DESCRIPTION OF THE TASK: Show every line of the material that follows in which the word "Open" occurs.

THE DATA:
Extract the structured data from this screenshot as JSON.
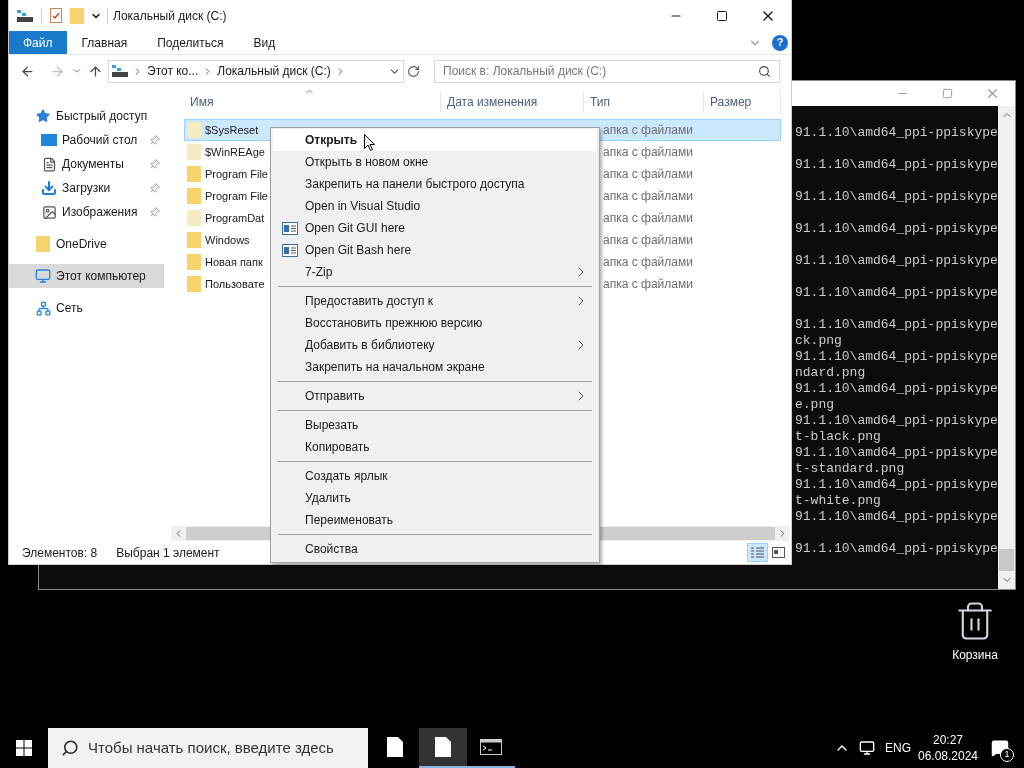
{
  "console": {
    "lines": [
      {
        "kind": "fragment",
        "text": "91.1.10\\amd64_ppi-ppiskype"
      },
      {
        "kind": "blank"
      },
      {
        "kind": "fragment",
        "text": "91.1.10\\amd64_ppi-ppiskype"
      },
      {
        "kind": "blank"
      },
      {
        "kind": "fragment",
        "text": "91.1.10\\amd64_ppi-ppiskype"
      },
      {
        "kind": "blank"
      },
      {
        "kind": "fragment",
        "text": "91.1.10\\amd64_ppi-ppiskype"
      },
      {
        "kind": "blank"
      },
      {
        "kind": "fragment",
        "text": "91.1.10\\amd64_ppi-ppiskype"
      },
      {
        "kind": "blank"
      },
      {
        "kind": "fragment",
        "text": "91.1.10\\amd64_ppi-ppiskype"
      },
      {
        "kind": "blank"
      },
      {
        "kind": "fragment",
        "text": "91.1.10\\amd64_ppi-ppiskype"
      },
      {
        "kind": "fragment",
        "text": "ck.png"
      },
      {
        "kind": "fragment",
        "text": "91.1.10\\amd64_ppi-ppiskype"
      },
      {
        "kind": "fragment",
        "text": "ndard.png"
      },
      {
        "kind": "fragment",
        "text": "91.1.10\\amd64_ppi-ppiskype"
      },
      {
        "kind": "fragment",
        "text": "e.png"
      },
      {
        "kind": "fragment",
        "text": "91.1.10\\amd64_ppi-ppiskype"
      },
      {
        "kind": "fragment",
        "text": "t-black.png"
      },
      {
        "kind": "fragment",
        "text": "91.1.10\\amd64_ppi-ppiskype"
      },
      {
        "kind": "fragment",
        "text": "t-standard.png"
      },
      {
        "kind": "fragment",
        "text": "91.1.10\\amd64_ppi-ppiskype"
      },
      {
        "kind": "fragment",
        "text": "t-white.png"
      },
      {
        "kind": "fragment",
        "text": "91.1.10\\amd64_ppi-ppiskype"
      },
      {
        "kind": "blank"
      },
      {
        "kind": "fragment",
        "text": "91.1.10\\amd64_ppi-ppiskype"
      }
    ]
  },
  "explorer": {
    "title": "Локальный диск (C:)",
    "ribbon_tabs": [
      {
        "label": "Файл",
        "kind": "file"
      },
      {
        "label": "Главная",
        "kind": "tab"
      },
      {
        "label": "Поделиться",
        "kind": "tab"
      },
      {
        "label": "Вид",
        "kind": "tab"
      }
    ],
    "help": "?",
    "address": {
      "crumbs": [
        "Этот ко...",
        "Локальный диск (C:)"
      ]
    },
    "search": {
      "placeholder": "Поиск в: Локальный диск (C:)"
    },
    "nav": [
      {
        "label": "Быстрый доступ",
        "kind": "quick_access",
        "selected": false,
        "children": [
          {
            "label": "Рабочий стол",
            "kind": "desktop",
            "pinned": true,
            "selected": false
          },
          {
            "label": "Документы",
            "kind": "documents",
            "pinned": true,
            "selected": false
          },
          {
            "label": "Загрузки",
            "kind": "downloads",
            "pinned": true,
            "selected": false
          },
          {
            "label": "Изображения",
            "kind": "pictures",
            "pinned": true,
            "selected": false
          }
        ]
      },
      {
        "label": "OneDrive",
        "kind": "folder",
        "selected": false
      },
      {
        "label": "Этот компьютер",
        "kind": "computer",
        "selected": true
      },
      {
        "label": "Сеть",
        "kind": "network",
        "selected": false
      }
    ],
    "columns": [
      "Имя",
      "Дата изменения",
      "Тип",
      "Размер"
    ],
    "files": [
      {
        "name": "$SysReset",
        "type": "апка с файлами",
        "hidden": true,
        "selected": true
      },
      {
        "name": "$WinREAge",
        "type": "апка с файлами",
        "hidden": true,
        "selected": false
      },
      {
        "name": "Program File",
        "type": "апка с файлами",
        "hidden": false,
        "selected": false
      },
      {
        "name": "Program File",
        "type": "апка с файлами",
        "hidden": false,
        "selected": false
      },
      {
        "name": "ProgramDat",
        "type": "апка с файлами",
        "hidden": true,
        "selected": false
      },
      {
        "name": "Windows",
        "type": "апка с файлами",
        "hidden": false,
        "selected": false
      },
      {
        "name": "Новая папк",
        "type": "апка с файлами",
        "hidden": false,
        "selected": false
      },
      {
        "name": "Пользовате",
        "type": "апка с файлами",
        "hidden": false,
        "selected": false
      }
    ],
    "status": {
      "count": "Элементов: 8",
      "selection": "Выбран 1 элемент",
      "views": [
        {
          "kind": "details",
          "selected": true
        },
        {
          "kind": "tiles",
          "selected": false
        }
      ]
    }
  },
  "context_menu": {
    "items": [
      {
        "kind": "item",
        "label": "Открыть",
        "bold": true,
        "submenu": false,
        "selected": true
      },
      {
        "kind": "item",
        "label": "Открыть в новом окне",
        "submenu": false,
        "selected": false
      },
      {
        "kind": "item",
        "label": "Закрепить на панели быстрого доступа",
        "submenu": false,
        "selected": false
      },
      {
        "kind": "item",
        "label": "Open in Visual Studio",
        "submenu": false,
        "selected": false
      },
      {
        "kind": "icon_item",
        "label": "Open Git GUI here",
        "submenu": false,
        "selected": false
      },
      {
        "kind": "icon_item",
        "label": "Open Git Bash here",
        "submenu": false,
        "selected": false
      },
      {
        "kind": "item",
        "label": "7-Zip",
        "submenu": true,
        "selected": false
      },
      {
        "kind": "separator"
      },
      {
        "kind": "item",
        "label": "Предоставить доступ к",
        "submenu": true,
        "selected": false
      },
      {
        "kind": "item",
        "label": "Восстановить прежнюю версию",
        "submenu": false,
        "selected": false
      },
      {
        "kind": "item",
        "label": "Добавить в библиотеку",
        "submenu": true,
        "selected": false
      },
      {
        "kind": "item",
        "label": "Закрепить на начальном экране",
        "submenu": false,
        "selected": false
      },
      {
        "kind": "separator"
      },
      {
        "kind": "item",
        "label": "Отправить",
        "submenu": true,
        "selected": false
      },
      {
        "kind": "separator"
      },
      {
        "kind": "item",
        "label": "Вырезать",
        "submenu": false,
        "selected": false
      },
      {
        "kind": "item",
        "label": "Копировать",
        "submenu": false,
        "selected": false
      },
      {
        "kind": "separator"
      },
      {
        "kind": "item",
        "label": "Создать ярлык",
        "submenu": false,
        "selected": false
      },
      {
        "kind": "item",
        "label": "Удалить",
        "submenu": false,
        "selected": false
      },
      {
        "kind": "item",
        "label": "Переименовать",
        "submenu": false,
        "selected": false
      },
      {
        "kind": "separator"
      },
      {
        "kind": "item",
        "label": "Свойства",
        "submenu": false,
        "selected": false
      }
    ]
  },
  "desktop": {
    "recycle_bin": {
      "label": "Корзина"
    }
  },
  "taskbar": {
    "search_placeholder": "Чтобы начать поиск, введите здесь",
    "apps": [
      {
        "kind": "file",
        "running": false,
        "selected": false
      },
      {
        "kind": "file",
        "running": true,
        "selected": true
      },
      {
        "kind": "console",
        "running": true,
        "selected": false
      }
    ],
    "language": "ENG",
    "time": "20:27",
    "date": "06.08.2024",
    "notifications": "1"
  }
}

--

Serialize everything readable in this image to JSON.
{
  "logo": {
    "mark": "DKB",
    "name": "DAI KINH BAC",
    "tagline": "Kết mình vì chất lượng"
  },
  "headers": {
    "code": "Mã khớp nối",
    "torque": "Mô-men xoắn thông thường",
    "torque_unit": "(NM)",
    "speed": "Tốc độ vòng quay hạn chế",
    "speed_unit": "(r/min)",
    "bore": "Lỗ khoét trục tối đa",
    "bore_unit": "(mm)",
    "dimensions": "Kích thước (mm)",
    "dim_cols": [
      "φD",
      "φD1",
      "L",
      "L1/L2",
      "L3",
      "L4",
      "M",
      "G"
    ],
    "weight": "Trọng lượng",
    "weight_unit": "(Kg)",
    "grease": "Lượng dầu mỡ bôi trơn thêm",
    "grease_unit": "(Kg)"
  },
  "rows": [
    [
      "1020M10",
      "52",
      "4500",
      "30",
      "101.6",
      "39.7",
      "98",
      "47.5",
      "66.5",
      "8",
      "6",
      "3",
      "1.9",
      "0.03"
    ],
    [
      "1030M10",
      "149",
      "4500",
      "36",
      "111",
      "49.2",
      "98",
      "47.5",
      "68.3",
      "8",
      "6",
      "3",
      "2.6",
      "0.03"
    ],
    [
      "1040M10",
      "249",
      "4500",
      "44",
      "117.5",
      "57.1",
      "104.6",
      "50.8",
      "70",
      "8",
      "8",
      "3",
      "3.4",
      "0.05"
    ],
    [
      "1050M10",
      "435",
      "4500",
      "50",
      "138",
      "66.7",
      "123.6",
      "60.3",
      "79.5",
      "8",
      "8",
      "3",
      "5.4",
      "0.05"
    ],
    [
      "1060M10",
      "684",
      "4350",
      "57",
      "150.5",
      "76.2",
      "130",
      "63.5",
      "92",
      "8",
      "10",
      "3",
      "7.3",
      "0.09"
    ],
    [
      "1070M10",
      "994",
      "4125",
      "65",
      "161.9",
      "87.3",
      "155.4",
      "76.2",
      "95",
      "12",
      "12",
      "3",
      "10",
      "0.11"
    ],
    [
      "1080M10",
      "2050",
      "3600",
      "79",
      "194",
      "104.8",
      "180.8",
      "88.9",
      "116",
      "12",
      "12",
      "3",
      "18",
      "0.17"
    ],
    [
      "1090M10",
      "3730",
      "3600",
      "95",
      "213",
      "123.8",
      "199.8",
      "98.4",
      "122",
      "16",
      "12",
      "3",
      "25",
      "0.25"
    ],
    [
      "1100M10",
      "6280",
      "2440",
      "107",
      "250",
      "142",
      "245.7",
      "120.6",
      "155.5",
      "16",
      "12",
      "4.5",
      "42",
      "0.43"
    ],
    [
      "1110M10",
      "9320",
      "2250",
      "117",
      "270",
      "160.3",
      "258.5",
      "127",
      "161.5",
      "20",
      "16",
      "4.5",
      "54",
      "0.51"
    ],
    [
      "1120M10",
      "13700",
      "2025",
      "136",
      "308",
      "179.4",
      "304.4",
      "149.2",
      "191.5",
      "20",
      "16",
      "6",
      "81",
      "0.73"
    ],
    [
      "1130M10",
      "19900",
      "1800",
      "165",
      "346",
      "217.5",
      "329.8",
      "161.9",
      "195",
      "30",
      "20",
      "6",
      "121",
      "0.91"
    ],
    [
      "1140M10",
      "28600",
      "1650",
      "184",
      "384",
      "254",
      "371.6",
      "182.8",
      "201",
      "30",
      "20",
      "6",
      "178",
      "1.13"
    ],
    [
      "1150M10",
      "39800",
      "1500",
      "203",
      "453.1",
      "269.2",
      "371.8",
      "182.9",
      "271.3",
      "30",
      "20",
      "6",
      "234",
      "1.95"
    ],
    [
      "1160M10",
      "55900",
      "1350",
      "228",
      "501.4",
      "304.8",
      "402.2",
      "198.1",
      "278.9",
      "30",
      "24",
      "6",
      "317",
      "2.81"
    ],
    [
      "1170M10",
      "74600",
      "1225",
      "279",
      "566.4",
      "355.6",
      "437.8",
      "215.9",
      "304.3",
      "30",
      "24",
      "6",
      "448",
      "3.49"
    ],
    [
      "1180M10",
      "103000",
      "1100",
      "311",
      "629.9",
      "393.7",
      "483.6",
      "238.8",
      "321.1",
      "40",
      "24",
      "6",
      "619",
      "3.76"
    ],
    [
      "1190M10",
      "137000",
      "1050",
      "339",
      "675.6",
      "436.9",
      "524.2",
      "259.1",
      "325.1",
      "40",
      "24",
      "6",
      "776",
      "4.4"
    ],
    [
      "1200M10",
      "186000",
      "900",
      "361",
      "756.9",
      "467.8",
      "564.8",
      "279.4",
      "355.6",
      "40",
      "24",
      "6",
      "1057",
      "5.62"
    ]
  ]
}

WRITTEN ANSWER:
        "label": "Open in Visual Studio",
        "label": "Open Git GUI here",
        "label": "Open Git Bash here",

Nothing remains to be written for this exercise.